Instead, it becomes increasingly 'warped' and twisted far away from the Milky Way's centre, according to the study published in the journal Nature Astronomy. From a great distance, our galaxy would look like a thin disk of stars that orbit once every few hundred million years around its central region, where hundreds of billions of stars provide the gravitational 'glue' to hold it all together.
However, the pull of gravity becomes weaker far away from the Milky Way's inner regions. In the galaxy's far outer disk, the hydrogen atoms making up most of the Milky Way's gas disk are no longer confined to a thin plane, but they give the disk an S-like, warped appearance. "It is notoriously difficult to determine distances from the sun to parts of the Milky Way's outer gas disk without having a clear idea of what that disk actually looks like," said Xiaodian Chen, a researcher at the Chinese Academy of Sciences in Beijing.
Researchers allowed the team to develop the first accurate 3D picture of our Milky Way out to its far outer regions. Classical Cepheids are young stars that are some four to 20 times as massive as our Sun and up to 100,000 times as bright. Such high stellar masses imply that they live fast and die young, burning through their nuclear fuel very quickly, sometimes in only a few million years. They show day- to month-long pulsations, which are observed as changes in their brightness. Combined with a Cepheid's observed brightness, its pulsation period can be used to obtain a highly reliable distance.

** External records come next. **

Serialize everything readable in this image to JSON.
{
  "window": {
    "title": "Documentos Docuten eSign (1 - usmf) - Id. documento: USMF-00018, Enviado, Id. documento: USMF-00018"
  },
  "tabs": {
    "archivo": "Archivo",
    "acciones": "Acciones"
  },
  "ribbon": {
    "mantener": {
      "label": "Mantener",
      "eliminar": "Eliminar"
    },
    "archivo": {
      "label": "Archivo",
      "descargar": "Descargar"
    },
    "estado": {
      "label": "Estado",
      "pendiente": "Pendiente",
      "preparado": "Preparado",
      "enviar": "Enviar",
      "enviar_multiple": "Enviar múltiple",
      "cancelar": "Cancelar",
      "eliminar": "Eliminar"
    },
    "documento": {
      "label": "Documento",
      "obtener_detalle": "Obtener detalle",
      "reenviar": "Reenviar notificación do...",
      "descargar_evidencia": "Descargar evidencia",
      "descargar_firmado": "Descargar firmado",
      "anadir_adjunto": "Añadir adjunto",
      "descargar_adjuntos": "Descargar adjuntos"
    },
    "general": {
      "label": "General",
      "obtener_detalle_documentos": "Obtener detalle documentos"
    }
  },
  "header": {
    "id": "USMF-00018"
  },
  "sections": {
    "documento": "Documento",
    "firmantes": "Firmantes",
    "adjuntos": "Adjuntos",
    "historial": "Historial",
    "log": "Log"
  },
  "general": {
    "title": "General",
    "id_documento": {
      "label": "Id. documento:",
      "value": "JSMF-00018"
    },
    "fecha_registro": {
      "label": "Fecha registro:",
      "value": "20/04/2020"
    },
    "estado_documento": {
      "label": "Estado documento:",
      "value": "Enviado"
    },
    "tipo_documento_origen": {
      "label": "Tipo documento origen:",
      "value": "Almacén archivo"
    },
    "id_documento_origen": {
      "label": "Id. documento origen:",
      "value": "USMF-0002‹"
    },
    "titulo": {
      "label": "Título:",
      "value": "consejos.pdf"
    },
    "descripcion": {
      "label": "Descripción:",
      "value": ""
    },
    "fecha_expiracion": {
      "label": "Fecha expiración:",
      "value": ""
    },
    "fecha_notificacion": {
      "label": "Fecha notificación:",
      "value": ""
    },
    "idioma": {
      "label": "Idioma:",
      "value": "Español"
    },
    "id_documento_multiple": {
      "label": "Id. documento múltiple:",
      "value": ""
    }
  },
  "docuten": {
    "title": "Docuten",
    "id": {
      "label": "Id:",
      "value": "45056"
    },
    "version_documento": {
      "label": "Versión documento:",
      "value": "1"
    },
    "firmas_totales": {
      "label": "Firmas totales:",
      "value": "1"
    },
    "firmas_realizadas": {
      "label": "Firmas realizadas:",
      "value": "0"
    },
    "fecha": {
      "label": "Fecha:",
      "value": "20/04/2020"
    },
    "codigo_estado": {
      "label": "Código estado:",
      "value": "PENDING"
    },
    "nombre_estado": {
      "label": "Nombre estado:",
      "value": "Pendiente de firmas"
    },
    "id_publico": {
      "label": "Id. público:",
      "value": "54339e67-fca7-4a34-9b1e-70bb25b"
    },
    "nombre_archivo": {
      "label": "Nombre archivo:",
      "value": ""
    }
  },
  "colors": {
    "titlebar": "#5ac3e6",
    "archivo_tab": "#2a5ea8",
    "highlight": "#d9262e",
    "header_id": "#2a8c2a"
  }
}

"Somewhat to our surprise, we found that in 3D our collection of 1339 Cepheid stars and the Milky Way's gas disk follow each other closely. This offers new insights into the formation of our home galaxy," said Richard de Grijs, a professor at Macquarie University. "Perhaps more important, in the Milky Way's outer regions, we found that the S-like stellar disk is warped in a progressively twisted spiral pattern," said De Grijs.
This reminded the team of earlier observations of a dozen other galaxies which also showed such progressively twisted spiral patterns. Combining their new results with those other observations, the researchers concluded that the Milky Way's warped spiral pattern is most likely caused by 'torques' -- or rotational forcing -- by the massive inner disk. "This new morphology provides a crucial updated map for studies of our galaxy's stellar motions and the origins of the Milky Way's disk," said Licai Deng, senior researcher at the Chinese Academy of Sciences.
(With inputs from agencies.)